In an interview with the Star newspaper published on Wednesday, Malema described Lamola as a "traitor" and a "sellout", who switched allegiance to President Jacob Zuma's camp in exchange for a chance to take over as league president after Mangaung.
In a statement issued on Wednesday afternoon by its spokesperson Khusela Sangoni-Khawe, the league said that Malema's "bloodcurdling remarks are not worthy of a leader".
"Julius Malema should be ashamed that he has failed to show leadership to the youth of South Africa by constructively engaging issues of conflict he perceived. These reports must indeed be a disappointment to the youth who look upon him as a leader of young people of this country and beyond.
"Julius Malema's unfortunate action of resorting to public squabbling and accusations is not befitting the stature with which young people regard our organisation, the ANC Youth League, and hence we will rise to defend anything we view as an unwarranted attack against it, its views and positions," the statement said.
"The ANC Youth League is an organisation far above any individual.
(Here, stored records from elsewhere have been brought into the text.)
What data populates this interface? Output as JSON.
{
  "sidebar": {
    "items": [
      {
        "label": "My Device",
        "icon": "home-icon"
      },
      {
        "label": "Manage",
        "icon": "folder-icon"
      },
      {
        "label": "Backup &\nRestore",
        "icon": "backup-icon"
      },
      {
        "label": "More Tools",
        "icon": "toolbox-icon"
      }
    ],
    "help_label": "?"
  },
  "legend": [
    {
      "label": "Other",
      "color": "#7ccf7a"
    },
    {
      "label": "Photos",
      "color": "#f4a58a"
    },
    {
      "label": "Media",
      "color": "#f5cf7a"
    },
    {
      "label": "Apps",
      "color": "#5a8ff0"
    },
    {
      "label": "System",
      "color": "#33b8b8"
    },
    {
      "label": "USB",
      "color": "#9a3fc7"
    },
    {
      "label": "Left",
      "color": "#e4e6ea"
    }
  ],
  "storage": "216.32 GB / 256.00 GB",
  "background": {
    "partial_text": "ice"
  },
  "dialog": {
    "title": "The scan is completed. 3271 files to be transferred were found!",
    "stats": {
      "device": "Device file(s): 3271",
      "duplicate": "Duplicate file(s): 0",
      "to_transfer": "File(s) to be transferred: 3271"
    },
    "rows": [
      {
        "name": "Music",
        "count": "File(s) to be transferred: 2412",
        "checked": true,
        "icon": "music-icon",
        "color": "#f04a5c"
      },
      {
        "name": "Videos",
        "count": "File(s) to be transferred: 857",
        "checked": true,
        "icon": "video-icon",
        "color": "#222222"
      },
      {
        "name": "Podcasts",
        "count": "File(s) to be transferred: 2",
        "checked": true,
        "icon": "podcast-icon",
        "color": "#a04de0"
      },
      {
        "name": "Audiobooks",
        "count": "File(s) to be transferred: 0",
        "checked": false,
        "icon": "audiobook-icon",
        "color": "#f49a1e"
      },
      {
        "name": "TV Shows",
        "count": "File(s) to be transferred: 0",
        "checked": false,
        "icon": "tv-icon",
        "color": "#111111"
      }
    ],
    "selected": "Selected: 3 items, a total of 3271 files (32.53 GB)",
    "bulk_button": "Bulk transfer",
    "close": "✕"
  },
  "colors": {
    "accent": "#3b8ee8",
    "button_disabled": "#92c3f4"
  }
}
It is a fact that the ANC Youth League is not accused of money laundering in any court of law and the deputy president remains correct in distancing the organisation from private issues of individuals regardless of what position they may or may not hold in the organisation," it said.
"The National Executive Committee has no resolution to support individual members of the organisation who appear before court in respect of their personal affairs, neither have we sought to stop members who want to attend in support of Julius in their personal capacity … It is when the movement abrogates upon itself challenges that are not of its making but of individuals, that you begin to build a cult of personality and find the organisation entwined in messes such as The Spear saga and many we have seen in recent days," the statement said.
Malema's outburst came few days after Lamola released a statement warning youth league members against supporting Malema in his upcoming money laundering case.
Meanwhile, former ANC Youth League spin-doctor and national executive committee member Floyd Shivhambu has called for cool heads to prevail between the so-called economic freedom fighters and the league.
Shivhambu, a close ally of Malema called on Lamola and Malema to abandon their petty differences "to ensure an important step forward towards the attainment of economic freedom".
"An immediate threat to the struggle for economic freedom in our lifetime is disunity of the fighting forces and such disunity can be nipped in the bud. As the two most senior commanders in the struggle for economic freedom in our lifetime, both president Julius Malema and deputy president Ronald Lamola carry the responsibility and obligation of this generation to guide all progressive forces towards victory in the war for economic freedom in our lifetime.
"Tactical blunders and mistakes, which include miscommunication, have potential to throw confusion among economic freedom fighters and disorganise the struggle for total economic emancipation. These two leaders of the movement should internalise it within themselves that on their shoulders rest a massive burden to lead the struggle for the emancipation of so many young people who are hopeless and dejected due to problems of the post democratic dispensation," Shivambu said.
He warned that the infighting between youth league leaders ahead of the ANC's crucial elective conference was likely to weaken those who are calling for leadership and policy change.
"The ANC Youth League and the struggle for economic freedom in our lifetime is bigger than all of us and should never be compromised, nor drowned in sounds of tactical differences on what should constitute the change in the 53rd national conference battleground … We need to rise above these differences and unite our people for the common good and avoid playing into the hands of the enemy camp, because the political battles in the ANC are not insignificant," said Shivhambu.